**WORK TO COMPLETE**
When you reproduce the listing, keep every word as it is and drop the pictures.

··· RECORDS FOR PROCESSING ···

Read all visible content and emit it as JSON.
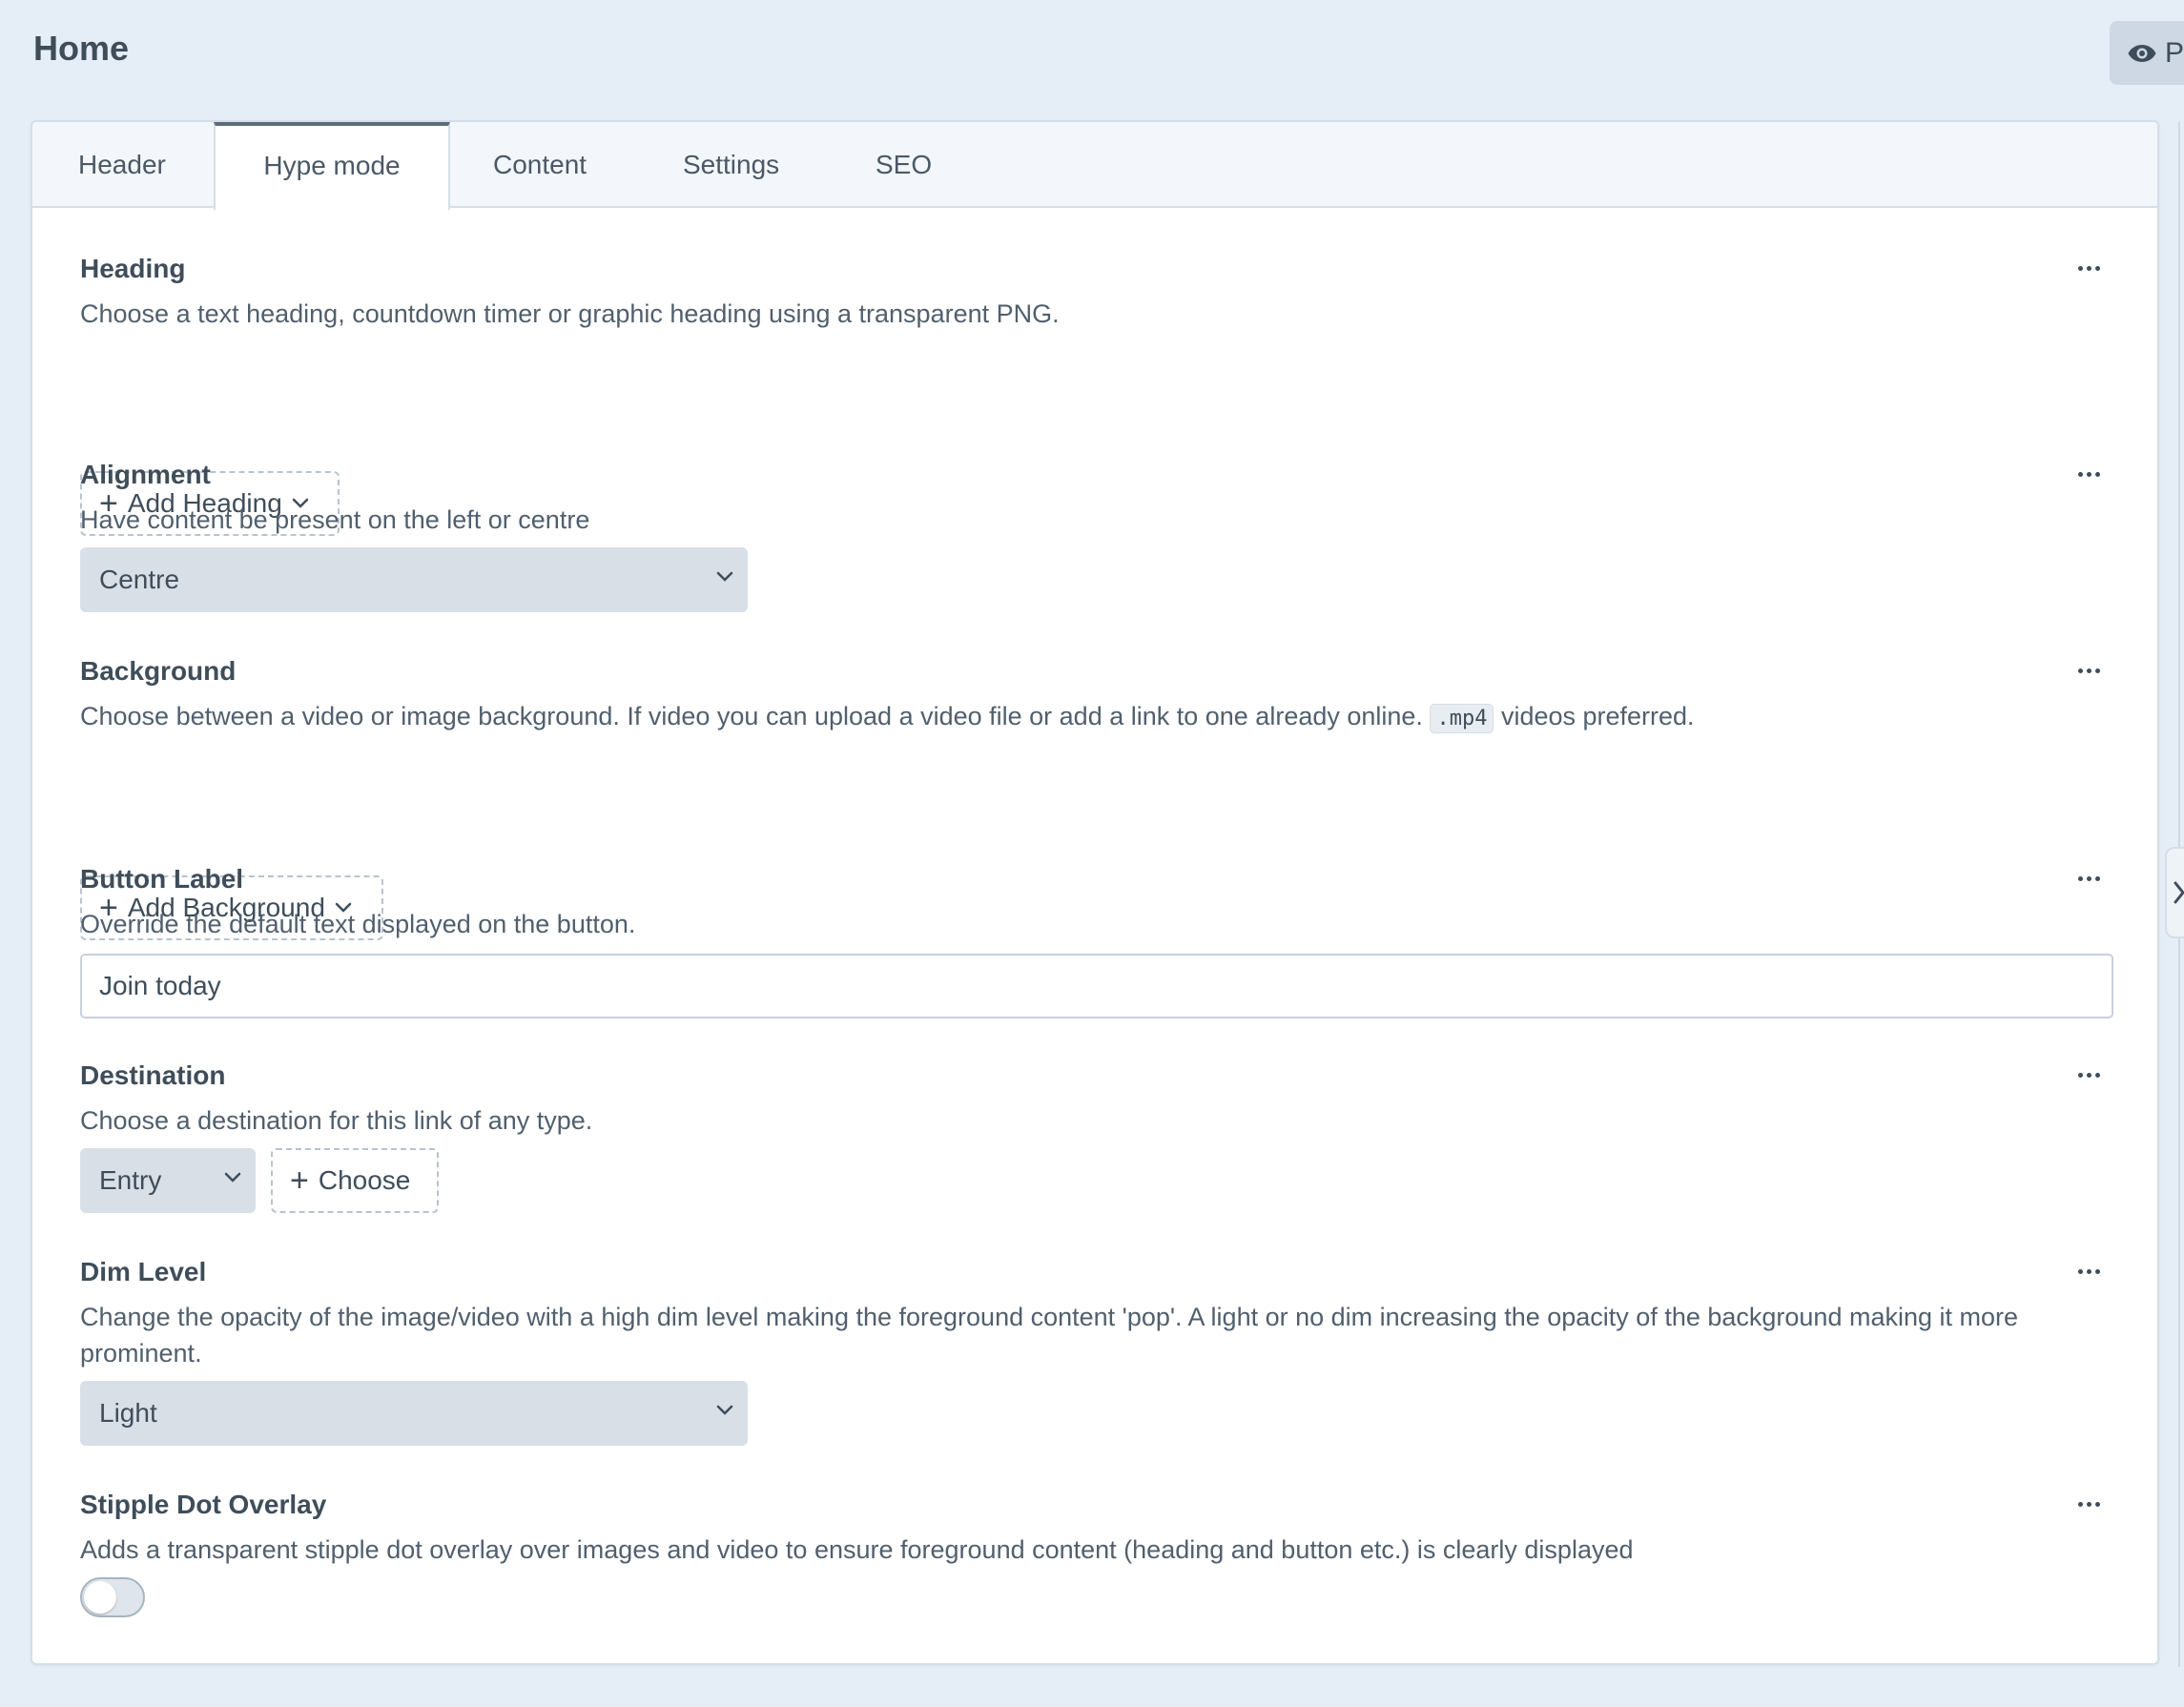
{
  "page": {
    "title": "Home"
  },
  "preview": {
    "label": "Preview"
  },
  "tabs": [
    {
      "label": "Header",
      "active": false
    },
    {
      "label": "Hype mode",
      "active": true
    },
    {
      "label": "Content",
      "active": false
    },
    {
      "label": "Settings",
      "active": false
    },
    {
      "label": "SEO",
      "active": false
    }
  ],
  "fields": {
    "heading": {
      "label": "Heading",
      "description": "Choose a text heading, countdown timer or graphic heading using a transparent PNG.",
      "button": "Add Heading"
    },
    "alignment": {
      "label": "Alignment",
      "description": "Have content be present on the left or centre",
      "value": "Centre"
    },
    "background": {
      "label": "Background",
      "description_before": "Choose between a video or image background. If video you can upload a video file or add a link to one already online.",
      "code": ".mp4",
      "description_after": "videos preferred.",
      "button": "Add Background"
    },
    "button_label": {
      "label": "Button Label",
      "description": "Override the default text displayed on the button.",
      "value": "Join today"
    },
    "destination": {
      "label": "Destination",
      "description": "Choose a destination for this link of any type.",
      "type_value": "Entry",
      "button": "Choose"
    },
    "dim_level": {
      "label": "Dim Level",
      "description": "Change the opacity of the image/video with a high dim level making the foreground content 'pop'. A light or no dim increasing the opacity of the background making it more prominent.",
      "value": "Light"
    },
    "stipple": {
      "label": "Stipple Dot Overlay",
      "description": "Adds a transparent stipple dot overlay over images and video to ensure foreground content (heading and button etc.) is clearly displayed",
      "enabled": false
    }
  }
}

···

**RESPONSE**
Read all visible content and emit it as JSON.
{
  "page": {
    "title": "Home"
  },
  "preview": {
    "label": "Preview"
  },
  "tabs": [
    {
      "label": "Header",
      "active": false
    },
    {
      "label": "Hype mode",
      "active": true
    },
    {
      "label": "Content",
      "active": false
    },
    {
      "label": "Settings",
      "active": false
    },
    {
      "label": "SEO",
      "active": false
    }
  ],
  "fields": {
    "heading": {
      "label": "Heading",
      "description": "Choose a text heading, countdown timer or graphic heading using a transparent PNG.",
      "button": "Add Heading"
    },
    "alignment": {
      "label": "Alignment",
      "description": "Have content be present on the left or centre",
      "value": "Centre"
    },
    "background": {
      "label": "Background",
      "description_before": "Choose between a video or image background. If video you can upload a video file or add a link to one already online.",
      "code": ".mp4",
      "description_after": "videos preferred.",
      "button": "Add Background"
    },
    "button_label": {
      "label": "Button Label",
      "description": "Override the default text displayed on the button.",
      "value": "Join today"
    },
    "destination": {
      "label": "Destination",
      "description": "Choose a destination for this link of any type.",
      "type_value": "Entry",
      "button": "Choose"
    },
    "dim_level": {
      "label": "Dim Level",
      "description": "Change the opacity of the image/video with a high dim level making the foreground content 'pop'. A light or no dim increasing the opacity of the background making it more prominent.",
      "value": "Light"
    },
    "stipple": {
      "label": "Stipple Dot Overlay",
      "description": "Adds a transparent stipple dot overlay over images and video to ensure foreground content (heading and button etc.) is clearly displayed",
      "enabled": false
    }
  }
}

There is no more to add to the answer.